TASK TO CARRY OUT ::
Return each line of the listing that has the word "title" in it.

··· EXTRACTED MATERIAL

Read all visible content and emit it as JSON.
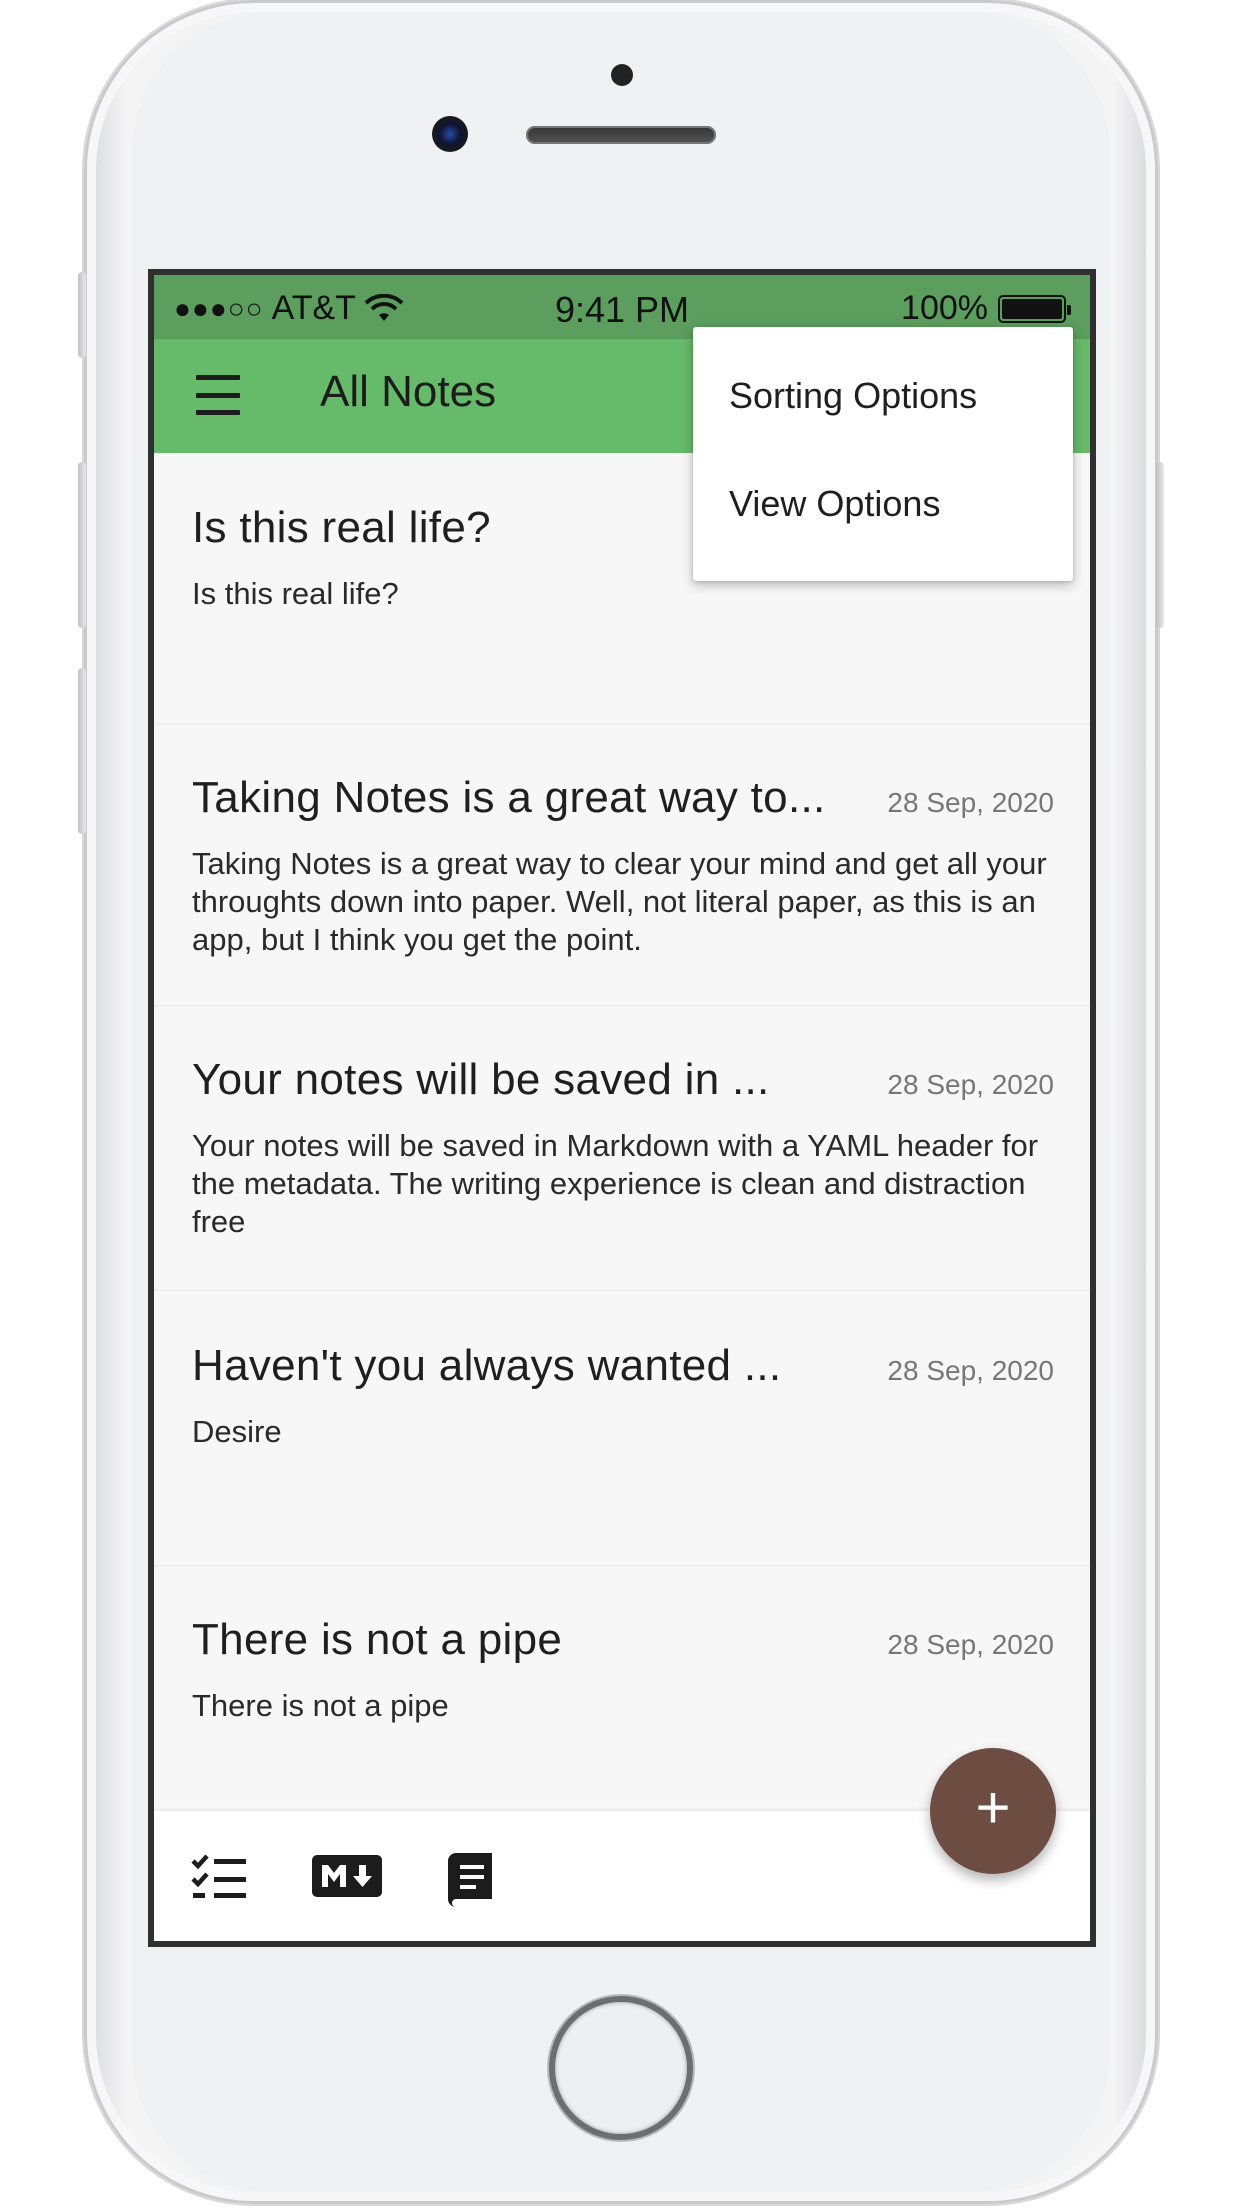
{
  "status_bar": {
    "signal": "●●●○○",
    "carrier": "AT&T",
    "time": "9:41 PM",
    "battery": "100%"
  },
  "app_bar": {
    "title": "All Notes"
  },
  "menu": {
    "items": [
      {
        "label": "Sorting Options"
      },
      {
        "label": "View Options"
      }
    ]
  },
  "notes": [
    {
      "title": "Is this real life?",
      "date": "",
      "body": "Is this real life?"
    },
    {
      "title": "Taking Notes is a great way to...",
      "date": "28 Sep, 2020",
      "body": "Taking Notes is a great way to clear your mind and get all your throughts down into paper. Well, not literal paper, as this is an app, but I think you get the point."
    },
    {
      "title": "Your notes will be saved in ...",
      "date": "28 Sep, 2020",
      "body": "Your notes will be saved in Markdown with a YAML header for the metadata. The writing experience is clean and distraction free"
    },
    {
      "title": "Haven't you always wanted ...",
      "date": "28 Sep, 2020",
      "body": "Desire"
    },
    {
      "title": "There is not a pipe",
      "date": "28 Sep, 2020",
      "body": "There is not a pipe"
    }
  ],
  "bottom_bar": {
    "icons": [
      "checklist-icon",
      "markdown-icon",
      "book-icon"
    ]
  },
  "fab": {
    "label": "+"
  },
  "colors": {
    "app_bar": "#66bb6a",
    "status_bar": "#5b9e5d",
    "fab": "#6d4c41"
  }
}
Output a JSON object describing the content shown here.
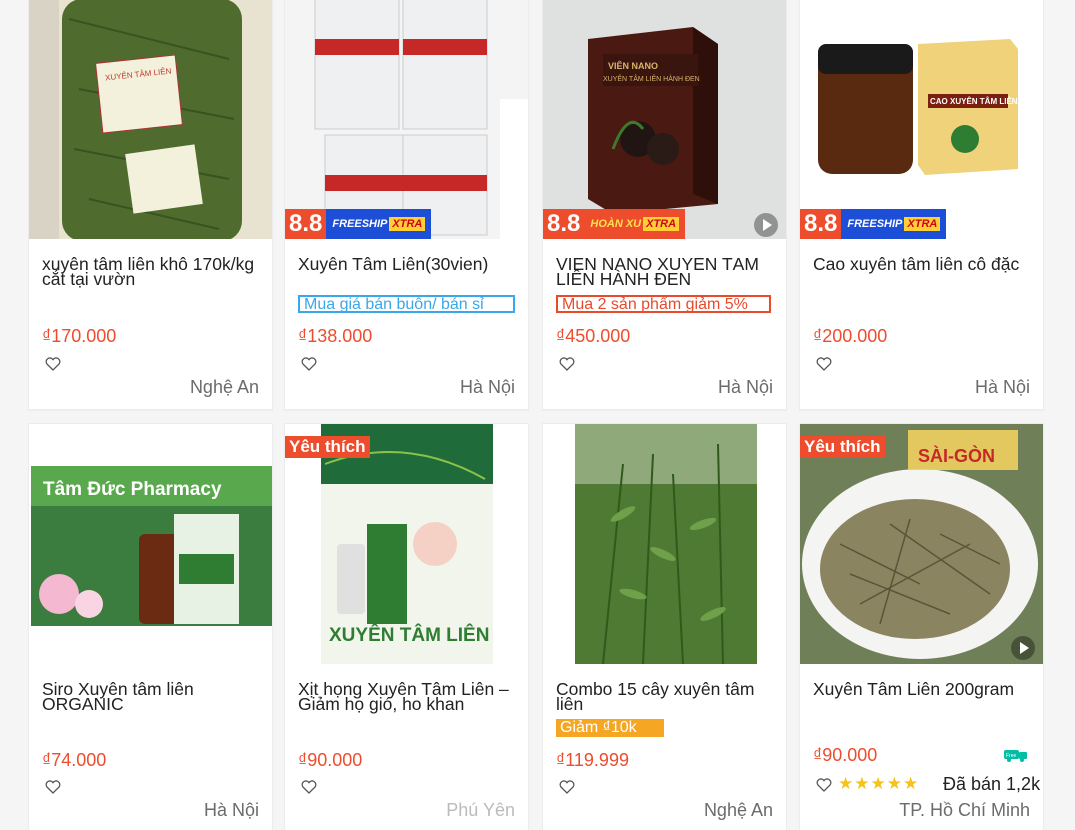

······

WRITTEN ANSWER ::
    "title": "All Notes"
      "title": "Is this real life?",
      "title": "Taking Notes is a great way to...",
      "title": "Your notes will be saved in ...",
      "title": "Haven't you always wanted ...",
      "title": "There is not a pipe",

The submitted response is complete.